Adult males are on average 180 cm long and 85 cm tall, and weigh from 130 to 260 kg. Females are usually smaller in size and weight. The body mass of individual bears varies greatly throughout the year. Bears typically stay in dens over the winter to cope with winter food shortage. They can lose over 25% of their body weight while they stay in their den in winter.
Even though brown bear is classified as a carnivore species, they are actually omnivorous and mostly vegetarian in reality. They eat a wide variety of foods (e.g. fruits, berries, seeds, nuts, roots, grass, insects, carrion, sometimes wild ungulates). They typically collect food with the highest possible value available at a particular moment. Spring is its most challenging season, especially until the beginning of the growing season. During this time it may attack cloven-hoofed game which moves with difficulty due to late snow and ice. Carcase – bodies of animals that died during winter – also represents an important spring diet food source. Bears also feed on anthropogenic food (e.g. garbage, domestic animals, crops) when available and unprotected.
Brown bears start mating when 3 – 5 years old. Adult bears are solitary, except during the mating season (April to June). 1-4 (usually 2) cubs are born during the denning period (around January). At birth, the cubs are blind, toothless, hairless, and have less than 500 grams. They usually live with their mothers for 1.5 years. The social learning from the mother typically shapes the future behavior of the cubs.
Much like the majority of other large carnivores, bears have large home ranges and occur in low population densities. Females set up their home ranges next to their mothers’, while males disperse. Home ranges overlap. Bears are active during the day and at night. Their activity depends on environmental conditions, amount of food and human activity (Swenson et al., 2000).
Brown bears are generally shy and typically avoid people. They most likely retreat before we notice them, so it is therefore actually difficult to see a bear in their natural habitat. Central European bears do not see humans as potential prey. Bear attacks occur rarely and happen when they are surprised, provoked, or while defending their cubs.
Given they have a keen sense of smell, bears communicate through the rub trees where they leave their hairs and personal smell. A bears’ sense of smell is about 100 times better than a human’s, giving them a “sharp nose” for finding food over huge distances.
Between November and March, bears typically stay in their dens in order to conserve energy when food is scarce. A bear´s body temperature is lowered (drops to 2 °C) and both breathing and heart rates slow. They do not necessarily den in rock caves. They may also spend the winter under a fallen tree, in an open nest, under a cliff, or just hidden in dense vegetation. Spending winter in the den is probably an adjustment to lack of food during winter time and possibly to giving birth to cubs which are not capable of thermoregulation. But some bears may stay active all winter.
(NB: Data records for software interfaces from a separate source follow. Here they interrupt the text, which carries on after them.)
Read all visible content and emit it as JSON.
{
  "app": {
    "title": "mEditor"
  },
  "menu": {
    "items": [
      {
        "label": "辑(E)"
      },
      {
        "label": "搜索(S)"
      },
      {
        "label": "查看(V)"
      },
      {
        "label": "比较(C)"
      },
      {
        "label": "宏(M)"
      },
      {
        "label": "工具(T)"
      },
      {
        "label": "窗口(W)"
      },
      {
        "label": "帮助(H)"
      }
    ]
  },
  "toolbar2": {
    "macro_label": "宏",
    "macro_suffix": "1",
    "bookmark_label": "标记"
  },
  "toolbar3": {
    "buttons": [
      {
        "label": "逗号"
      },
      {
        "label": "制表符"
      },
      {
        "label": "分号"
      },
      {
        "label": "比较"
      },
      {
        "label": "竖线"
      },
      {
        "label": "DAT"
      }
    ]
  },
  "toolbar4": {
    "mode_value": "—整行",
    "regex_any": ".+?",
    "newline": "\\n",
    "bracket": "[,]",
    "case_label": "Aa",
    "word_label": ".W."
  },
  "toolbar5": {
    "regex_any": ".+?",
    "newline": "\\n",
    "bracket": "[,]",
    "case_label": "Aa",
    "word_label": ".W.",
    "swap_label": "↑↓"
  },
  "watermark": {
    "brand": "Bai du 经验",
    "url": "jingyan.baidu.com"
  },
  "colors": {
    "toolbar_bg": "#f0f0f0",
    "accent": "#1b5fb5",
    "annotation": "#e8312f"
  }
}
DID YOU KNOW?
Species of bears have at one or another time lived on all continents except Australia. Nowadays, there are 8 species of bears living on Earth and 6 of them listed as either endangered or vulnerable by IUCN. Brown bears are the most widely distributed bear species which appears in several different ecotypes all around the northern hemisphere. The largest brown bears are found in North America and NorthEast Asia and can weigh more than 700 kg.
Brown bears are the most widely distributed bear species which appears in several different ecological forms all around the northern hemisphere.